*Your instructions*
Please return exactly the lines from the one containing "Extract the structured" through the end of the records, including both.

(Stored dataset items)
--- START ---
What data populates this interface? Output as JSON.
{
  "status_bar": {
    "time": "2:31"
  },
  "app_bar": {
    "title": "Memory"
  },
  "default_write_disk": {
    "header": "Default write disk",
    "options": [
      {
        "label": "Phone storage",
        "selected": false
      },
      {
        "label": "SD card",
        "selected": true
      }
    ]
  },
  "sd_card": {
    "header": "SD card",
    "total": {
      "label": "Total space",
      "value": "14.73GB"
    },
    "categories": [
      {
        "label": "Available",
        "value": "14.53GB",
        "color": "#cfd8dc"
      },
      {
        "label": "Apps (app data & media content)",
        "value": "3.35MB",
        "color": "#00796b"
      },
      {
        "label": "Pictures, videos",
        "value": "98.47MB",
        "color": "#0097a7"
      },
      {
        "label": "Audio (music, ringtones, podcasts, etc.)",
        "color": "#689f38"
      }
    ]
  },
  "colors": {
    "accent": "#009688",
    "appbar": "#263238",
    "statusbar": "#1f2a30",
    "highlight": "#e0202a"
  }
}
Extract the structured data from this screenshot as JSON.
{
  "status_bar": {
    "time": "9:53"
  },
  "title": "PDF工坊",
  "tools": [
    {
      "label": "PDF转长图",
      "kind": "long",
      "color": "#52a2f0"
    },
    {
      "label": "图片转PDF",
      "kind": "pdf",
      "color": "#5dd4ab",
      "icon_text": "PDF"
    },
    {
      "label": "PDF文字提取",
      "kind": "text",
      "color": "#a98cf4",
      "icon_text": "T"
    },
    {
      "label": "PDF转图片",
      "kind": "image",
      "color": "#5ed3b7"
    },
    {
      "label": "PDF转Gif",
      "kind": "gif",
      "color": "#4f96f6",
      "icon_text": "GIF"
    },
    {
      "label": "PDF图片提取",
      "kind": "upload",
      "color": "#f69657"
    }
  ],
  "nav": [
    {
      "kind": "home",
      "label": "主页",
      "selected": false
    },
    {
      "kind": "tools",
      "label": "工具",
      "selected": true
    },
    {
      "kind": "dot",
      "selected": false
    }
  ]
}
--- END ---
*Written response*
Extract the structured data from this screenshot as JSON.
{
  "status_bar": {
    "time": "9:53"
  },
  "title": "PDF工坊",
  "tools": [
    {
      "label": "PDF转长图",
      "kind": "long",
      "color": "#52a2f0"
    },
    {
      "label": "图片转PDF",
      "kind": "pdf",
      "color": "#5dd4ab",
      "icon_text": "PDF"
    },
    {
      "label": "PDF文字提取",
      "kind": "text",
      "color": "#a98cf4",
      "icon_text": "T"
    },
    {
      "label": "PDF转图片",
      "kind": "image",
      "color": "#5ed3b7"
    },
    {
      "label": "PDF转Gif",
      "kind": "gif",
      "color": "#4f96f6",
      "icon_text": "GIF"
    },
    {
      "label": "PDF图片提取",
      "kind": "upload",
      "color": "#f69657"
    }
  ],
  "nav": [
    {
      "kind": "home",
      "label": "主页",
      "selected": false
    },
    {
      "kind": "tools",
      "label": "工具",
      "selected": true
    },
    {
      "kind": "dot",
      "selected": false
    }
  ]
}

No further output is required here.